By Gary Swick, President
As the COVID-19 pandemic infiltrates the human space on the planet, many things well known in nature are surprising us. We humans are relatively an infant species here on the 4-billion-year-old Earth. We are still just learning nature’s laws and the consequences that come from ignoring them.
Like infants we think our world is something we control, and if we cry loudly or stomp our feet enough, we will get our way. Climate change is a good example but that’s a bigger story for another time. Let’s consider our current pandemic period. We now know that we are merely a vulnerable organism and that our way of life is being completely disrupted by a “lower” life form, a virus. We are not in control of the planet.
The first law of Ecology is that all things are connected to everything else. Our political borders are nonexistent to a virus, or a river. We quickly learned that an animal-borne virus isolated in a small region can rapidly become a global crisis. As things change in nature, organisms have three typical strategies: adaptation, migration, or death.
Those regions that quickly adapted, changed their normal social practices, and controlled migration of the COVID-19 virus into their realms, realized a lesser consequence. Making early sacrifices led to lower death rates and following the findings from scientific studies gave solid direction. However, even within our small watershed we see differences in behavior relative to virus reaction. Like it or not, we are all connected.
No New Normal

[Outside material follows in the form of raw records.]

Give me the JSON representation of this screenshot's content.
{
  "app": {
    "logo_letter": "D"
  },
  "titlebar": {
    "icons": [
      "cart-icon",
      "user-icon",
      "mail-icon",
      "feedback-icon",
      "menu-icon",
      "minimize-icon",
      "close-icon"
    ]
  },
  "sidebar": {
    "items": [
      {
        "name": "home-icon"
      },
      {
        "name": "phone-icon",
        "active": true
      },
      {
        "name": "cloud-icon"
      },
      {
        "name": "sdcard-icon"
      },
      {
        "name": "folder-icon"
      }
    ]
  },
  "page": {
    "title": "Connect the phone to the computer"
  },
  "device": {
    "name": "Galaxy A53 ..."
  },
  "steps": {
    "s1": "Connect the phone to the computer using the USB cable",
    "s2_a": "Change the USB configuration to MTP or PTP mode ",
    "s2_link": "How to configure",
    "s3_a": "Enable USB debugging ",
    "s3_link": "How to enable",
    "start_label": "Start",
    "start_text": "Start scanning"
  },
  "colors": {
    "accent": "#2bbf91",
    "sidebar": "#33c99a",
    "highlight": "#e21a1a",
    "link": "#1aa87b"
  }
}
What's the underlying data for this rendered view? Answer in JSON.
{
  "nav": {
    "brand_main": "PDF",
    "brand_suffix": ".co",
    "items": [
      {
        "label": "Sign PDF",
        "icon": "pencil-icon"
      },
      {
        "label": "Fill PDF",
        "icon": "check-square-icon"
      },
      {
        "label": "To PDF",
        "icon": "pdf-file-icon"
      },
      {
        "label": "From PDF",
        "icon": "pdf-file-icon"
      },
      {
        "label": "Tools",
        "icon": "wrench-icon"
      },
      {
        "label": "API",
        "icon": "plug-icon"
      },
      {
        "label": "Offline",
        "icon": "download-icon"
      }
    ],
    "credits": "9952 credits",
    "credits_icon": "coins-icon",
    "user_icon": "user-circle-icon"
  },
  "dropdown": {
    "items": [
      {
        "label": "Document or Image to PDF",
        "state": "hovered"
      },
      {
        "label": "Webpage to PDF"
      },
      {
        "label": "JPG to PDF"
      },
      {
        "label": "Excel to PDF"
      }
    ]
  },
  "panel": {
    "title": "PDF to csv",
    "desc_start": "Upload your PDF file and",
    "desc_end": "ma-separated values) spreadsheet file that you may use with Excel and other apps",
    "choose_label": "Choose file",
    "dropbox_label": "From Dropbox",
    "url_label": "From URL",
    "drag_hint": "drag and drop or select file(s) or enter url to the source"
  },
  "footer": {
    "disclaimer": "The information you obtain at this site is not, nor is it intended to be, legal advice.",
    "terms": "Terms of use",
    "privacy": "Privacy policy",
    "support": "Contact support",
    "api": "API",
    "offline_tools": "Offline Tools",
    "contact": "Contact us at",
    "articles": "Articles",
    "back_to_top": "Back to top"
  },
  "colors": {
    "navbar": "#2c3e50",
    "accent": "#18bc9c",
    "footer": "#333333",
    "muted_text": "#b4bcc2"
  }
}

When the stay-at-home policy was first implemented many folks reported signs of human’s reduced impact on nature resulting in cleaner air, less noise pollution, reduced seismic activity, and wildlife expanding their range into more populated areas. The Fox River’s level is primarily influenced by weather, therefore any impact upon the river relative to increases or decreases in domestic water use and sewage production is not clear. But the Fox River is an “essential worker” and continues to provide drinking water, wildlife habitat, and a conduit for storm and sanitary sewage. To the Fox River life was, and is, still normal.
When warmer temperatures arrived last spring and the Center for Disease Control (CDC) announced that outdoor activity was relatively safe, an outpouring occurred in public spaces. The Fox River Trail was overwhelmed with cyclists, runners, strollers, and groups of young people seeking their otherwise isolated friends.
Cook County had to close their forest preserves on weekends, and Kane County advertised which high-use areas to avoid. Starved Rock State Park parking lots filled to capacity by mid-morning on weekends. Local bicycle and kayak demand left retail racks as bare as the toilet paper aisle in March. Fishing license sales reached a record high. People were rediscovering nature.
Youth Getting Connected
For Friends of the Fox River (FOFR), education went virtual and the large, and planned clean-ups became a large number of small family outings. It was not optimal but it had benefits. With the exponential increase in screen time while attending school online, going outside for students became a treat! Families began nature explorations right in their own yards. Gardening and home cooking experienced a surge.
These adaptations in social behavior may have rekindled a lost connection to nature. Nature appreciation and advocacy comes from a valued relationship. The pandemic restrictions were facilitating a reawakening. Folks were hearing birds outside that were actually always there, but the people weren’t. We hope that hands in the soil and eyes to the sky will develop into healthy habits for young people. Our society’s future lies in the actions of today’s youth. Lessons learned, or not, through this experience will impact our relationship with the environment.
And the People Stayed Home
Life in pandemic times has changed many things for everybody. It offers a reawakening with nature and a harsh look at our weaknesses as a vulnerable organism. The Fox River rolls along doing its essential work of nourishing, replenishing and offering beauty to those who pause to perceive and receive. Neither the river nor our lives are ever the same during pandemic times. Culturally, we are working through tough conditions. We have had ample opportunities to recognize and honor our interconnectedness. We can reevaluate what is necessary and important as reflected upon in the poem And the People Stayed Home by Kitty O’Meara.
We are a young species with incredible knowledge and power. We must do better, can do better, and will do better. When Europeans settled in the Fox River Valley, they overharvested mussel populations, dammed the river in nearly every mainstem community, and freely dumped their waste in it. The Fox River kept flowing as we learned better ways and with our improved local practices we now have a healthier river. With better global practices we can achieve the ultimate goal of a healthy planet.
For additional perspectives on this subject view a recent panel discussion on “COVID 19 and the Environment” focused on the Fox River Valley.